Start of Supplied entries

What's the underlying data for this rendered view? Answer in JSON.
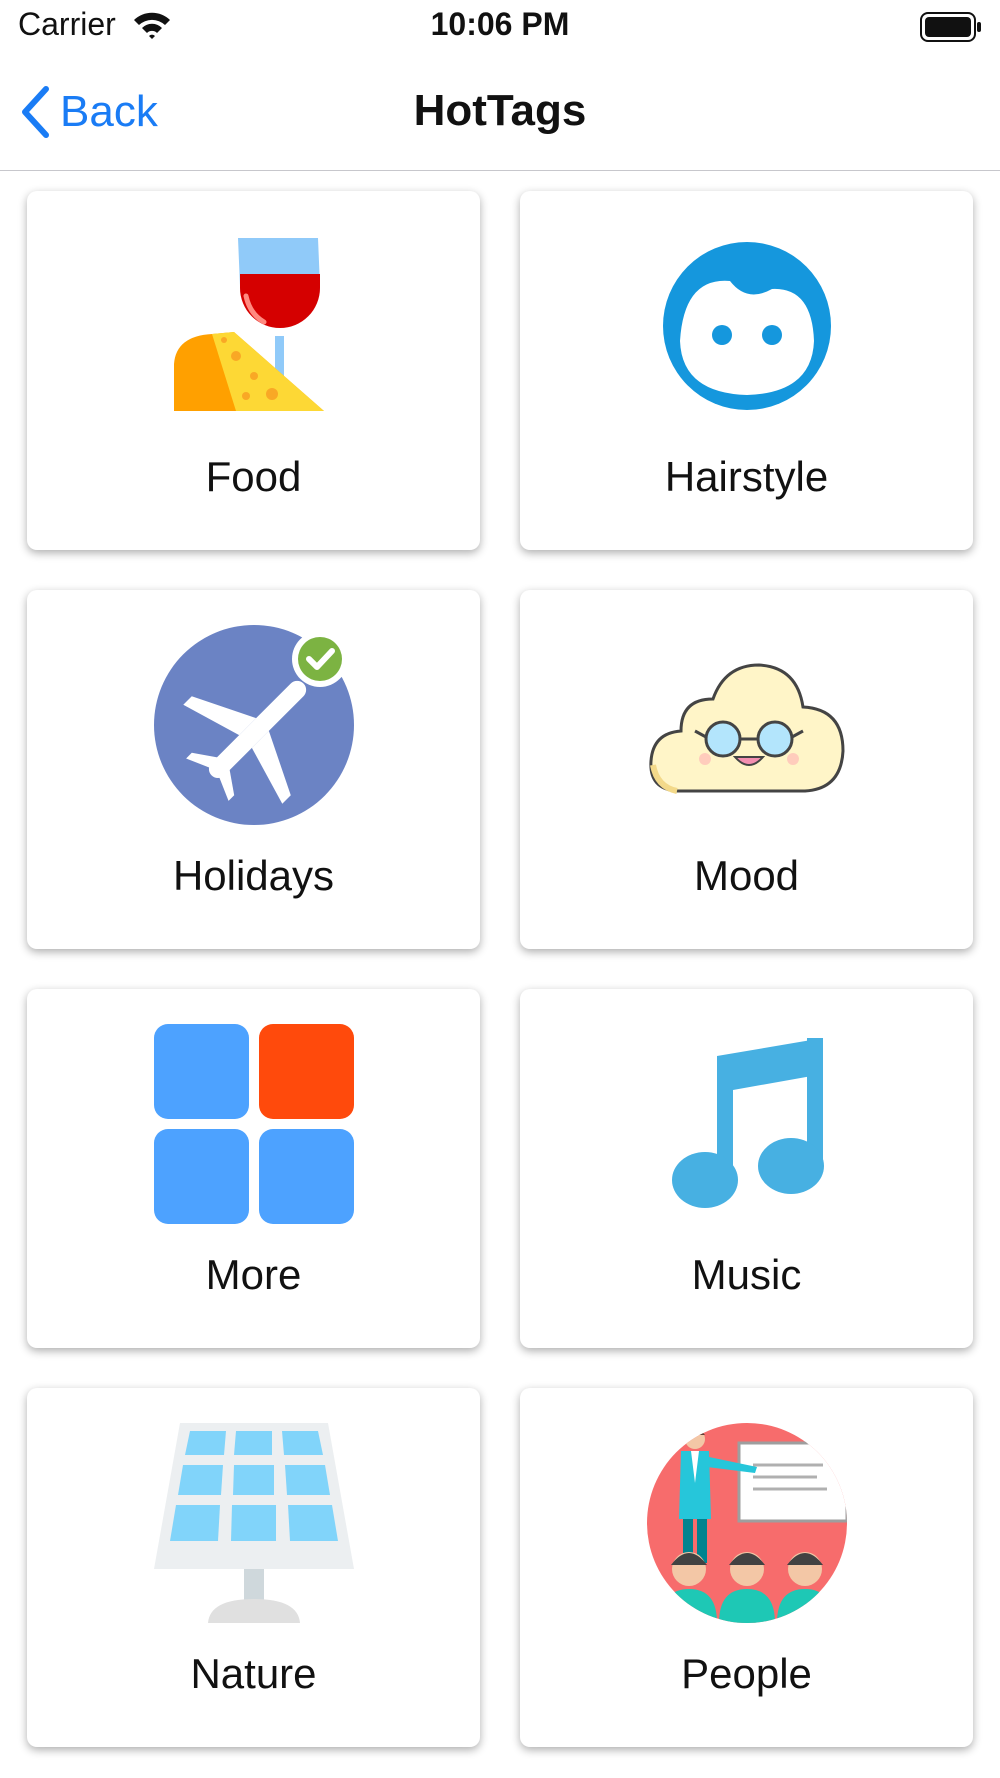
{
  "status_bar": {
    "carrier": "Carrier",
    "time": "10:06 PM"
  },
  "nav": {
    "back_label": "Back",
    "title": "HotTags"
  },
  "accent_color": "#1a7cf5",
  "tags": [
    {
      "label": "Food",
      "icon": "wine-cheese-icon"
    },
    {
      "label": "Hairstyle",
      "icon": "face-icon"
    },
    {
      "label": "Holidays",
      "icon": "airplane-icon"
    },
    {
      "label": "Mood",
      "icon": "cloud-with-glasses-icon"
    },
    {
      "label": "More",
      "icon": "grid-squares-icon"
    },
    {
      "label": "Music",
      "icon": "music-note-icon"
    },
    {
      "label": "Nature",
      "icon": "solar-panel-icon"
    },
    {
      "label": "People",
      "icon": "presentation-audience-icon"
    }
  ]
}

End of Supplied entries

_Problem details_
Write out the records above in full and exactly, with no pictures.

_Worked solution_
What's the underlying data for this rendered view? Answer in JSON.
{
  "status_bar": {
    "carrier": "Carrier",
    "time": "10:06 PM"
  },
  "nav": {
    "back_label": "Back",
    "title": "HotTags"
  },
  "accent_color": "#1a7cf5",
  "tags": [
    {
      "label": "Food",
      "icon": "wine-cheese-icon"
    },
    {
      "label": "Hairstyle",
      "icon": "face-icon"
    },
    {
      "label": "Holidays",
      "icon": "airplane-icon"
    },
    {
      "label": "Mood",
      "icon": "cloud-with-glasses-icon"
    },
    {
      "label": "More",
      "icon": "grid-squares-icon"
    },
    {
      "label": "Music",
      "icon": "music-note-icon"
    },
    {
      "label": "Nature",
      "icon": "solar-panel-icon"
    },
    {
      "label": "People",
      "icon": "presentation-audience-icon"
    }
  ]
}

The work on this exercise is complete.